Show, from the entries below, every line in which "title" appears.

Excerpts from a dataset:
^^^^^^^^

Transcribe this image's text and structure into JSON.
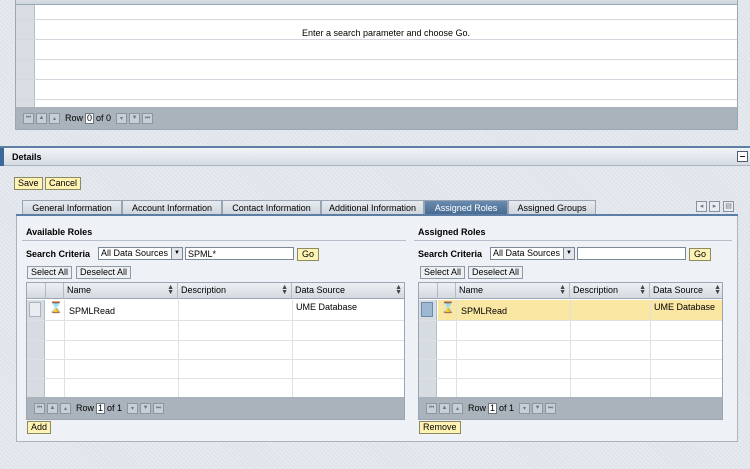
{
  "top_table": {
    "message": "Enter a search parameter and choose Go.",
    "pager": {
      "row_label": "Row",
      "row_value": "0",
      "of_label": "of 0"
    }
  },
  "details": {
    "title": "Details",
    "save_label": "Save",
    "cancel_label": "Cancel"
  },
  "tabs": [
    {
      "label": "General Information",
      "active": false
    },
    {
      "label": "Account Information",
      "active": false
    },
    {
      "label": "Contact Information",
      "active": false
    },
    {
      "label": "Additional Information",
      "active": false
    },
    {
      "label": "Assigned Roles",
      "active": true
    },
    {
      "label": "Assigned Groups",
      "active": false
    }
  ],
  "available_roles": {
    "title": "Available Roles",
    "search_label": "Search Criteria",
    "data_source": "All Data Sources",
    "search_value": "SPML*",
    "go_label": "Go",
    "select_all_label": "Select All",
    "deselect_all_label": "Deselect All",
    "columns": [
      "Name",
      "Description",
      "Data Source"
    ],
    "rows": [
      {
        "name": "SPMLRead",
        "description": "",
        "source": "UME Database"
      }
    ],
    "pager": {
      "row_label": "Row",
      "row_value": "1",
      "of_label": "of 1"
    },
    "action_label": "Add"
  },
  "assigned_roles": {
    "title": "Assigned Roles",
    "search_label": "Search Criteria",
    "data_source": "All Data Sources",
    "search_value": "",
    "go_label": "Go",
    "select_all_label": "Select All",
    "deselect_all_label": "Deselect All",
    "columns": [
      "Name",
      "Description",
      "Data Source"
    ],
    "rows": [
      {
        "name": "SPMLRead",
        "description": "",
        "source": "UME Database"
      }
    ],
    "pager": {
      "row_label": "Row",
      "row_value": "1",
      "of_label": "of 1"
    },
    "action_label": "Remove"
  },
  "colors": {
    "accent": "#45698f",
    "button_yellow": "#fff3b4",
    "selected_row": "#fae7a4"
  }
}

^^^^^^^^

* _RESULT FOR THIS TASK_
    "title": "Details",
    "title": "Available Roles",
    "title": "Assigned Roles",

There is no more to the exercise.